EXERCISE:
Your task is to copy each line of the material below that includes "location".

DATA TO USE:
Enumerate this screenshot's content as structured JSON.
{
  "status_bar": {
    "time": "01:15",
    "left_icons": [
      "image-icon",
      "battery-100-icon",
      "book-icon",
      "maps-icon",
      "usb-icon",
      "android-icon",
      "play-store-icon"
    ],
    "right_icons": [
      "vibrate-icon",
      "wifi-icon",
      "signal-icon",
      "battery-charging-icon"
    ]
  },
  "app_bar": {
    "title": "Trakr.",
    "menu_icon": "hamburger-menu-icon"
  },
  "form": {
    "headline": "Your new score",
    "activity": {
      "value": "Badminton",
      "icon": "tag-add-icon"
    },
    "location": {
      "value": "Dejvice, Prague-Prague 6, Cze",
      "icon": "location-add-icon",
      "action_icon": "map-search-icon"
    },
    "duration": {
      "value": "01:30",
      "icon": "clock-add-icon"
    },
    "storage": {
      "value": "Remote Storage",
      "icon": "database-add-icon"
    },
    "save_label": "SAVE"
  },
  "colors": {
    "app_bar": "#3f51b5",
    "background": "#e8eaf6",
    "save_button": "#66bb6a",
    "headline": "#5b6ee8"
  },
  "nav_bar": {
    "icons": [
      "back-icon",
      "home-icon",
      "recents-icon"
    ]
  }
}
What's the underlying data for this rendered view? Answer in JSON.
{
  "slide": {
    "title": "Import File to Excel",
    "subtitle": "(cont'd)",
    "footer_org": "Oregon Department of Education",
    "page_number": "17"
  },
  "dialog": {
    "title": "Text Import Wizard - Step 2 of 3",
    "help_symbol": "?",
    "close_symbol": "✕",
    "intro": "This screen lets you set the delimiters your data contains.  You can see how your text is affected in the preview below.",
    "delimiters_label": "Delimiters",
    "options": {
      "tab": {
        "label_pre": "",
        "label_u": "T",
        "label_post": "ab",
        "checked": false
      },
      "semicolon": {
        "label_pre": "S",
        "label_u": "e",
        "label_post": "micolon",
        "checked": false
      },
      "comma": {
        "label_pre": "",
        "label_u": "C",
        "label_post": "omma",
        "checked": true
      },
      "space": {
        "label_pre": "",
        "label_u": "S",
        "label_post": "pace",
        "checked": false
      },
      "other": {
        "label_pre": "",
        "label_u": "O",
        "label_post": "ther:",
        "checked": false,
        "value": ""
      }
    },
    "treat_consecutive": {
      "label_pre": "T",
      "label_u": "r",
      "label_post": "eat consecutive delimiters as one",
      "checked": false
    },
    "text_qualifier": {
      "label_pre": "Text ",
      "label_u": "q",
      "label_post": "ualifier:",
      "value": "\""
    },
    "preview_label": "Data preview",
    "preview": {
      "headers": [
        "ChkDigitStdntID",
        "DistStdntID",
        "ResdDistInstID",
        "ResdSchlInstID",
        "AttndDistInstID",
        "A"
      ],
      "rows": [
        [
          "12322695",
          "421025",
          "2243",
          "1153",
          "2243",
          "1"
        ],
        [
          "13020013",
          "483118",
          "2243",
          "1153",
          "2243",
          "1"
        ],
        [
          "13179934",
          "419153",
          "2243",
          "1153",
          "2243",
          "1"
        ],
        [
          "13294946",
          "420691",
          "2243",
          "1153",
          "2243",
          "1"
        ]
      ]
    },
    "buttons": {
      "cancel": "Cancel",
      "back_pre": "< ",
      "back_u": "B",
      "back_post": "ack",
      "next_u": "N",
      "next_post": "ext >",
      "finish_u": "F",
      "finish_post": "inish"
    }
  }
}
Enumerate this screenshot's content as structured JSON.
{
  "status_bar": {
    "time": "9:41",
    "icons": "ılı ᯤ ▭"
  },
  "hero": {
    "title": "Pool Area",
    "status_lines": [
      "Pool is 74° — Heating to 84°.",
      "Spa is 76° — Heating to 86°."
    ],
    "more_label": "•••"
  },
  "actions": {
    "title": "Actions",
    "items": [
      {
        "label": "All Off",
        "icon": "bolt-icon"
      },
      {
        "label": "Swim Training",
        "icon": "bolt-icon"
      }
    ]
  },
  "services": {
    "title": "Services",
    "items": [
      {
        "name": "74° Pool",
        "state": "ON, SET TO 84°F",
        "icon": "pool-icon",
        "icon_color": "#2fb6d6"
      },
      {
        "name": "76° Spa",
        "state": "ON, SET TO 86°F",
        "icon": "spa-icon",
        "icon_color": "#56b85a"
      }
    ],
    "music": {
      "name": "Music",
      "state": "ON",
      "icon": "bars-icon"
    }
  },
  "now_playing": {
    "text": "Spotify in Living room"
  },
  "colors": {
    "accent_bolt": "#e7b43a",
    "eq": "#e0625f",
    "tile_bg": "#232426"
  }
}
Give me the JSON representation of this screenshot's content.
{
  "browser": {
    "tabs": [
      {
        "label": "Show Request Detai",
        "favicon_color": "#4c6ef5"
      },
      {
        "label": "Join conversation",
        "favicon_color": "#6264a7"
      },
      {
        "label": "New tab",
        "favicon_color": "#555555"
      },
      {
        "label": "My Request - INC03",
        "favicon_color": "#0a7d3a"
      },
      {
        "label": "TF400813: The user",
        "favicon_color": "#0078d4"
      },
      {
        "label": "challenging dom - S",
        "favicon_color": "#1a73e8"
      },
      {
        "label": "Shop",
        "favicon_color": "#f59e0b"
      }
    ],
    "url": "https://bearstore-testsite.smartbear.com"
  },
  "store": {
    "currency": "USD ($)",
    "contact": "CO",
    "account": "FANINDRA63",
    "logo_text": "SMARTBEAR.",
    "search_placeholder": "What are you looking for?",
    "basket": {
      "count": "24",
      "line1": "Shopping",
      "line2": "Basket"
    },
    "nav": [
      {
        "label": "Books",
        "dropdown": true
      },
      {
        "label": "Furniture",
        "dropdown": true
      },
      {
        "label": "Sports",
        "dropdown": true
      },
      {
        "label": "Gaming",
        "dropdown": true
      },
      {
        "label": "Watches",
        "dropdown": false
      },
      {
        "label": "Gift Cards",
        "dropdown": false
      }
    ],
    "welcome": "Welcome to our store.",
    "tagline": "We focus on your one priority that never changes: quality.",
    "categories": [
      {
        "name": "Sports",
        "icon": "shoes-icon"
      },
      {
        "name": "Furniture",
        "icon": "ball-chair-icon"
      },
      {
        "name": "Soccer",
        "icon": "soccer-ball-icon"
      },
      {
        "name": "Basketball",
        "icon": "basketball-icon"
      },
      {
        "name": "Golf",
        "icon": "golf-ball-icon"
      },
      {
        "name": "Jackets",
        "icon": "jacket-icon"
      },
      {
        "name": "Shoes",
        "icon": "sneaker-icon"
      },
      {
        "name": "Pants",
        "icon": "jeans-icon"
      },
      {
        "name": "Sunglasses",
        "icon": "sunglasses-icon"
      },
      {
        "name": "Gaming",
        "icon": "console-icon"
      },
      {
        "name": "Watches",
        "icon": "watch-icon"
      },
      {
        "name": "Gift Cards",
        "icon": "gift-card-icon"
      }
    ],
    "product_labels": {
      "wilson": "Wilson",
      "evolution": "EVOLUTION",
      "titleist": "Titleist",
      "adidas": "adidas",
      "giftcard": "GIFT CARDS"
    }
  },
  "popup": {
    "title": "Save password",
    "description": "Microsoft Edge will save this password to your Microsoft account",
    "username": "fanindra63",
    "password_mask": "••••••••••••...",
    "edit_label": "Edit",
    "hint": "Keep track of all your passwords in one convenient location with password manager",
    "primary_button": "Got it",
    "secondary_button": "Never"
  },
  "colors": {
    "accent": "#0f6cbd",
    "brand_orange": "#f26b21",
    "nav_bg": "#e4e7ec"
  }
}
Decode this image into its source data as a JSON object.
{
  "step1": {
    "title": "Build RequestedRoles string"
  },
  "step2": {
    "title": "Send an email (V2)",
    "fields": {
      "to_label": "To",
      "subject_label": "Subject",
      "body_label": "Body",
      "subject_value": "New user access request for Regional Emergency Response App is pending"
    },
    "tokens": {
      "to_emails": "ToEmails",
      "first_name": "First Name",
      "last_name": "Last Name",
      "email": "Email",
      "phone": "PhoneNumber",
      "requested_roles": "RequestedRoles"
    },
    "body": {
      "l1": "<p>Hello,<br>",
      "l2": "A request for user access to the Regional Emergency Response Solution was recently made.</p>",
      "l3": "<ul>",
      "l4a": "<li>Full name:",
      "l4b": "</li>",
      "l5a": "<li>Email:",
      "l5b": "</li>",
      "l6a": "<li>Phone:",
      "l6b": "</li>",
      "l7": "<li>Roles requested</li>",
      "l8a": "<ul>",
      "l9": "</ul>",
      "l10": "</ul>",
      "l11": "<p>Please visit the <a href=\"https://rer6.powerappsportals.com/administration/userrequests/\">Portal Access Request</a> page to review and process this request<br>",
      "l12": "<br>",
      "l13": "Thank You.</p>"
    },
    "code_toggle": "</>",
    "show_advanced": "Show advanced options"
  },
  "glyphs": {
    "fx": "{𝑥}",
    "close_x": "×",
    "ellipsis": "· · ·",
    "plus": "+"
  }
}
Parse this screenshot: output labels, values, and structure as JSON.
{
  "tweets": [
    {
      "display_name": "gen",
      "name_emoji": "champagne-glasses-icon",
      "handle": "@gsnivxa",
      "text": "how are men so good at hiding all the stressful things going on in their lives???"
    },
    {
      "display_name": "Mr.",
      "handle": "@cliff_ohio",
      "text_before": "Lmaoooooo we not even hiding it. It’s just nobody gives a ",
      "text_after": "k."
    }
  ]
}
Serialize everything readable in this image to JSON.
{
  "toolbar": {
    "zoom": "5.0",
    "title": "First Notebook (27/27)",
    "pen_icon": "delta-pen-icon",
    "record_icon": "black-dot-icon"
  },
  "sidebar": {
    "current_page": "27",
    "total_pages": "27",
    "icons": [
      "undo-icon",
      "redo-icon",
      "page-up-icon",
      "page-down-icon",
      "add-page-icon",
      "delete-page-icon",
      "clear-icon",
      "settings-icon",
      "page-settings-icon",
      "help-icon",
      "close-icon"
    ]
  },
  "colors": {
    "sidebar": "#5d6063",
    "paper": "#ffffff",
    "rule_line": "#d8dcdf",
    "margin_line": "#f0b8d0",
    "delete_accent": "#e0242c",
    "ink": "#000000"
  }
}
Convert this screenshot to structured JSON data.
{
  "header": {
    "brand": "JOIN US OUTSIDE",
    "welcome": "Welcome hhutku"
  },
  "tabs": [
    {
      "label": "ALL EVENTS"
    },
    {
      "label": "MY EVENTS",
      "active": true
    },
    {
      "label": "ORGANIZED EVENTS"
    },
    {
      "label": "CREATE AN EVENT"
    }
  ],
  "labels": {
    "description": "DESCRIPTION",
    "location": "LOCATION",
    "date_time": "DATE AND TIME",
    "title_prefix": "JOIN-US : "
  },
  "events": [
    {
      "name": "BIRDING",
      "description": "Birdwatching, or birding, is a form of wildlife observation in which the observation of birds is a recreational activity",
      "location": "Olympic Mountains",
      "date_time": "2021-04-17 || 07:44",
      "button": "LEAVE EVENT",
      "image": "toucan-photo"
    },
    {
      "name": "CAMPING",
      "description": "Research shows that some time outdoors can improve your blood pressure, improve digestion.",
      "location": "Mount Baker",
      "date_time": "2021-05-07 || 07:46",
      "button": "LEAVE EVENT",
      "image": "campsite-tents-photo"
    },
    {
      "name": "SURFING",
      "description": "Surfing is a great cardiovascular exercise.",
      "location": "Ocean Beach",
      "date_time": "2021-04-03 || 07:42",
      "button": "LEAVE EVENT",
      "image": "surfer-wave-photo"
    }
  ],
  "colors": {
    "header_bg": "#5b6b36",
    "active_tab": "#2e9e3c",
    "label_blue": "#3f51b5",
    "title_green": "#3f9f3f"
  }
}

EXERCISE SOLUTION:
    "location": {
      "icon": "location-add-icon",
    "hint": "Keep track of all your passwords in one convenient location with password manager",
    "location": "LOCATION",
      "location": "Olympic Mountains",
      "location": "Mount Baker",
      "location": "Ocean Beach",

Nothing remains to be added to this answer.